One skeptic charged that Clinton's proposal is a "crass political move," timed to win Congressional votes on a controversial bill to grant the administration "fast track" negotiating authority to make trade agreements. That may be so. Nevertheless, the proposal deserves to be implemented. After all, the health concerns about food are based on serious problems for consumers. So are the health concerns facing the men, women, and children in other countries who grow and harvest the fruit and vegetables we eat. In this case, safeguarding the health of consumers would also help protect those who work for us in foreign fields.
The above item is part of a series on how the global economy creates the need for enforceable international rules in many areas. Logical question: why continue to exclude the international labor market from similar rules?
At a meeting in Ottawa early in October, the union leaders, grouped together as the Asia-Pacific Labor Network, renewed an earlier call for including labor and other civil society representatives in the deliberations of APEC, which currently has the "economies" of 18 nations as members.
Network members met October 9 with Canadian Prime Minister Jean Chretien of Canada, who will host the next meeting of the APEC forum, to be held in Vancouver in November. Bill Jordan, general secretary of the International Confederation of Free Trade Unions, pointed out that the recent environmental disasters and the financial market meltdowns in Southeastern Asia stemmed from reckless industrial development. Such problems could be avoided, he said, if APEC governments had "mechanisms for democratic and trade union consultations and heeded their warnings about unrestrained development."
In a September meeting in Seoul, Korea, APEC labor ministers decided to launch a project that includes labor, management, and government representatives to explore "best practices" in training, skills development, the use of technology, and "other human resources development issues in the workplace." Jordan praised this project as, hopefully, a step toward APEC's accepting a "full labor forum within the APEC process," having the same status as the APEC Business Advisory Council.

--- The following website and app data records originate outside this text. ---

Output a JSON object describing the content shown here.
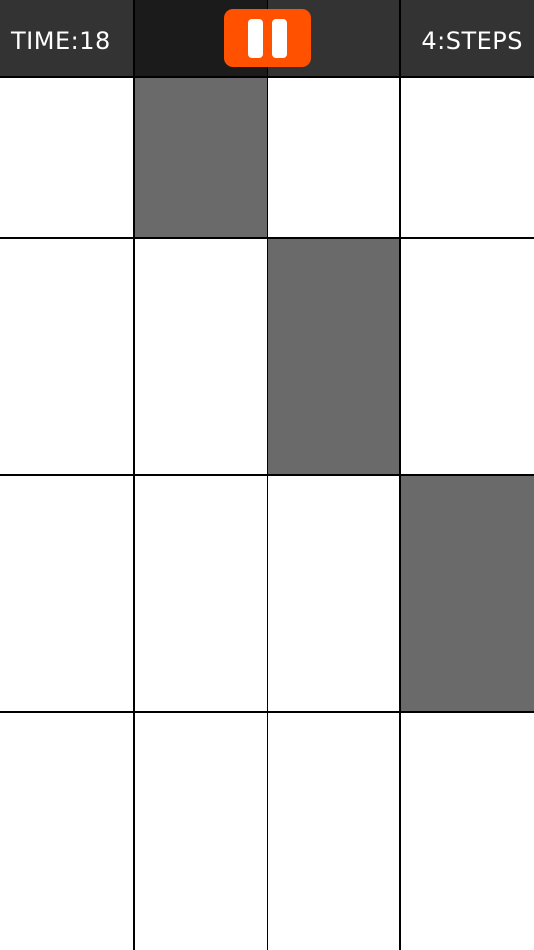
{
  "header": {
    "time_text": "TIME:18",
    "steps_text": "4:STEPS",
    "pause_icon": "pause-icon"
  },
  "colors": {
    "header_bg": "#333333",
    "header_mid": "#1b1b1b",
    "pause_button": "#ff5100",
    "white_tile": "#ffffff",
    "black_tile": "#6a6a6a",
    "grid_line": "#000000"
  },
  "board": {
    "columns": 4,
    "rows": [
      {
        "black_column": 1
      },
      {
        "black_column": 2
      },
      {
        "black_column": 3
      },
      {
        "black_column": null
      }
    ]
  }
}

Robert A. Senser
Editor, Human Rights for Workers
(Send e-mail to email@example.com)
Bulletin No. II-19: October 24, 1997